- **The task**: Search the data below for "JSON"; list each line that holds it.
^^^^
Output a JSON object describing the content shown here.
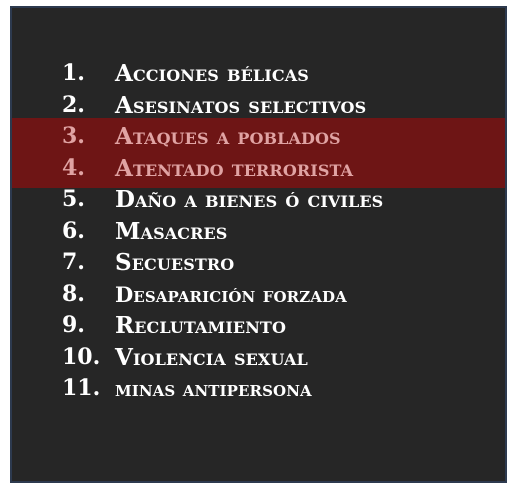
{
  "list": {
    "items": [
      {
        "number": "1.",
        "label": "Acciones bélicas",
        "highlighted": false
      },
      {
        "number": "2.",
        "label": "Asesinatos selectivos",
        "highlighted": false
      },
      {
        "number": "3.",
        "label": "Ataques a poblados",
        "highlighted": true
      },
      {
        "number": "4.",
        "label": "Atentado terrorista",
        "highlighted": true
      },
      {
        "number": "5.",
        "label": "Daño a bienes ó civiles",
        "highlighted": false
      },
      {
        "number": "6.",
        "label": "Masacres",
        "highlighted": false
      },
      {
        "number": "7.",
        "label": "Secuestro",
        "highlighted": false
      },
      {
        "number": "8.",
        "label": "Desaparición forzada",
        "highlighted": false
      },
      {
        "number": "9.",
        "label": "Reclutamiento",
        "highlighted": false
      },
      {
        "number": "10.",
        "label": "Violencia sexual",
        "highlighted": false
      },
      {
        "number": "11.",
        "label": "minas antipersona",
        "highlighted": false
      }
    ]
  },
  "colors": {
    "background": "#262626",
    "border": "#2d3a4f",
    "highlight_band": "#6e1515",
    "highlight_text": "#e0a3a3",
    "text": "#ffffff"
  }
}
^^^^
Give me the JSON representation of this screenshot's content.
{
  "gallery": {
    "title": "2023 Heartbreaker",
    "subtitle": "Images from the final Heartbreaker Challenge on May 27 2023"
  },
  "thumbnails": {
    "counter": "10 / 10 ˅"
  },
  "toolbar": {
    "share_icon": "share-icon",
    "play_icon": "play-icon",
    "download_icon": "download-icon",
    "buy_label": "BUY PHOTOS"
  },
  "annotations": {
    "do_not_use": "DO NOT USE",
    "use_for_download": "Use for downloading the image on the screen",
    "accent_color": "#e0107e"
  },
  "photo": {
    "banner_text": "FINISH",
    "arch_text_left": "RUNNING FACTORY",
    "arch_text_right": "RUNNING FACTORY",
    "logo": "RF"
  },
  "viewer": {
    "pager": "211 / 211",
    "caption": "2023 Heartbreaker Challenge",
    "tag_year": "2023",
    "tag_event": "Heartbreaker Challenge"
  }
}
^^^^
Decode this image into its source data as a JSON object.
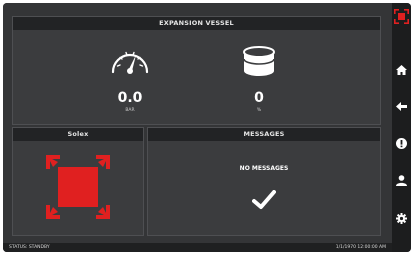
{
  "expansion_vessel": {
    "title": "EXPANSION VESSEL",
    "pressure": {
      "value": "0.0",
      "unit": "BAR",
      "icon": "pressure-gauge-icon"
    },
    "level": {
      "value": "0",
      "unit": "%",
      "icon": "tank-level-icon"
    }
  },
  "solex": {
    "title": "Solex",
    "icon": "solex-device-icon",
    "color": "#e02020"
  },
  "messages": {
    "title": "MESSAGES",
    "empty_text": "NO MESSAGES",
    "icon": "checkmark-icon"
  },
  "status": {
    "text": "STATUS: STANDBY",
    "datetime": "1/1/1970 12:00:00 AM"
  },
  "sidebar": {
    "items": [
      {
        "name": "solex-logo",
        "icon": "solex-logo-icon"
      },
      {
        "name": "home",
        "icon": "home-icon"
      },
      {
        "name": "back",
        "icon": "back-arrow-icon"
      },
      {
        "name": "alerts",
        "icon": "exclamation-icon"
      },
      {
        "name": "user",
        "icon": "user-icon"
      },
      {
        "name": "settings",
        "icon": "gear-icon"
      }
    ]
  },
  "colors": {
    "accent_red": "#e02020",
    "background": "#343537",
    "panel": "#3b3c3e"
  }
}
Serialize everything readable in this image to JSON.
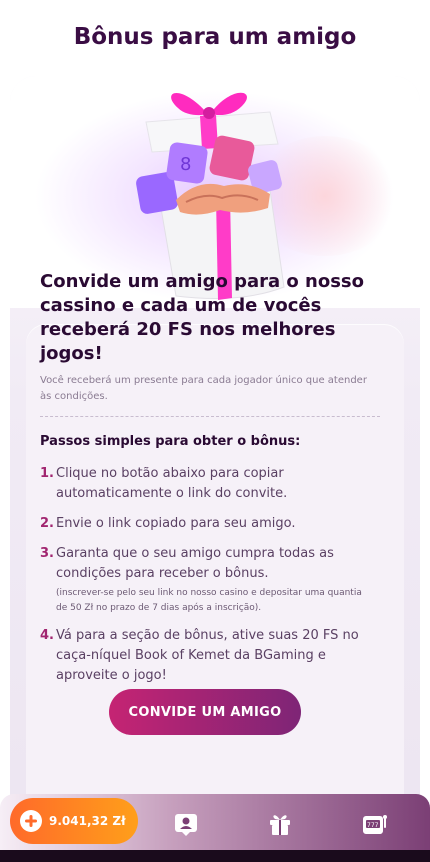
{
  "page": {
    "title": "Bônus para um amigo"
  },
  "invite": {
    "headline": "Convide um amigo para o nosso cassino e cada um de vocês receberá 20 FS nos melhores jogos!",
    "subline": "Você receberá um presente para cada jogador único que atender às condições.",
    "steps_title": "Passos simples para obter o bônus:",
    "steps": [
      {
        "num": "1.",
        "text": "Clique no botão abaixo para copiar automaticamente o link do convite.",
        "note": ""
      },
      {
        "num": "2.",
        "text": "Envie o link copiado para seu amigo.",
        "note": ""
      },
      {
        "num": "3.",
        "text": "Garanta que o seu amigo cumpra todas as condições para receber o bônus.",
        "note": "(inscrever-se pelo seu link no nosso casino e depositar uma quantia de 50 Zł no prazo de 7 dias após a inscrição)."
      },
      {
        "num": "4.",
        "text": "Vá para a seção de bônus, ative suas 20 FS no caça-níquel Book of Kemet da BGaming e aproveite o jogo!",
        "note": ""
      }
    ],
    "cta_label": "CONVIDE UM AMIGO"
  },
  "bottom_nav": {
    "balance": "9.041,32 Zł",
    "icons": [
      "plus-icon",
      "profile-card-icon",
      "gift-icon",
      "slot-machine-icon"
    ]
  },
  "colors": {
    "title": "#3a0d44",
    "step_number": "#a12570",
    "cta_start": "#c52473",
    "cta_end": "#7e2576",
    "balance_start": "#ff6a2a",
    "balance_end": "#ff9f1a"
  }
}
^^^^
- **Exercise response**:
Output a JSON object describing the content shown here.
Give me the JSON representation of this screenshot's content.
Decode this image into its source data as a JSON object.
Serialize everything readable in this image to JSON.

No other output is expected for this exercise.